Last Wednesday, Father Oleh Kindiy rose to start his day at 6 a.m. Lately it’s been just warm enough that the snow has melted in the streets, and he’s taken to biking 10 minutes down the road to the parish church. He would spend the next few hours this day listening to confessions, then holding a service to pray for the deceased. Then, he had a bus to catch, though not for himself.
For the last 10 years, Kindiy has served as a parish priest in the Ukrainian Catholic Church in the large western city of Lviv. He also teaches philosophy at Lviv’s Ukrainian Catholic University.

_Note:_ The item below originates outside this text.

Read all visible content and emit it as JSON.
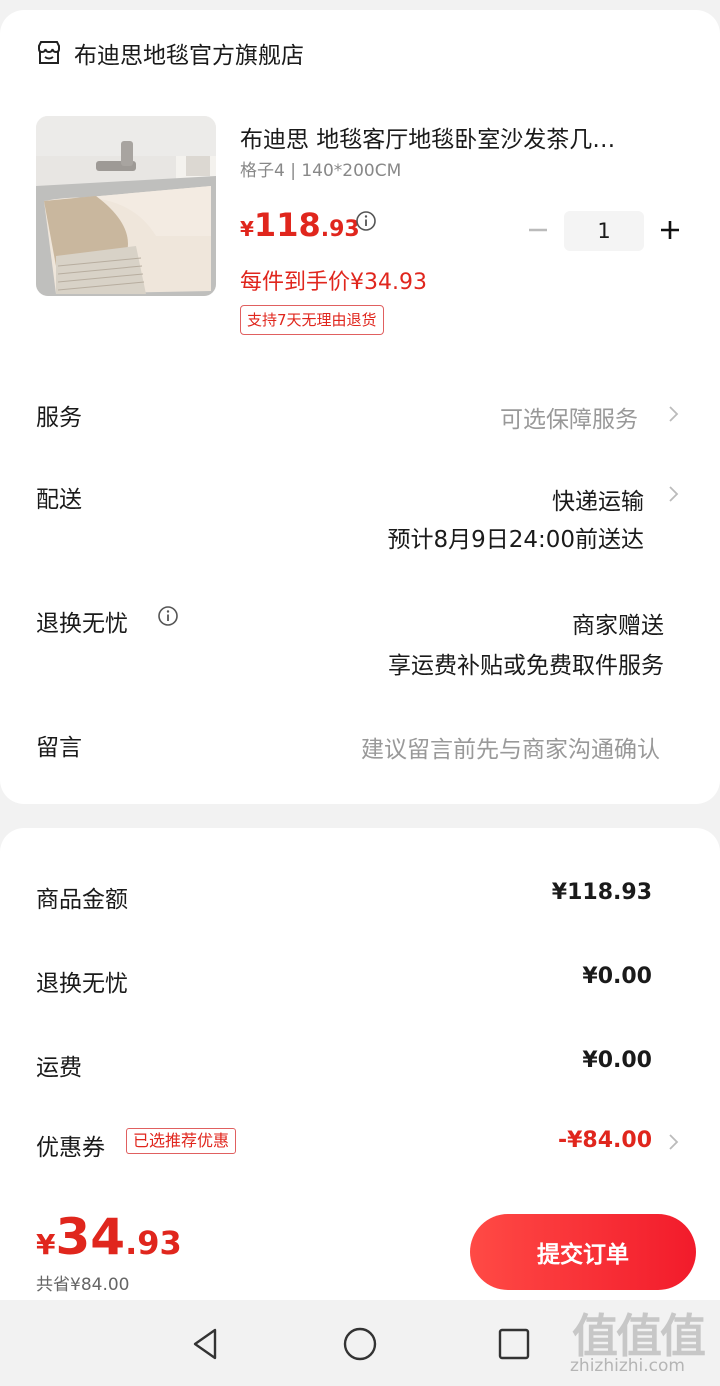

It had already been a long day by the time Kindiy spoke to The Dispatch last week, nearing midnight. But long days have been normal since Russia invaded.
“The very first day of the invasion, the sirens were already going off even in our city,” Kindiy said. “People were panicked and they would run—one of the first places they would run was church.”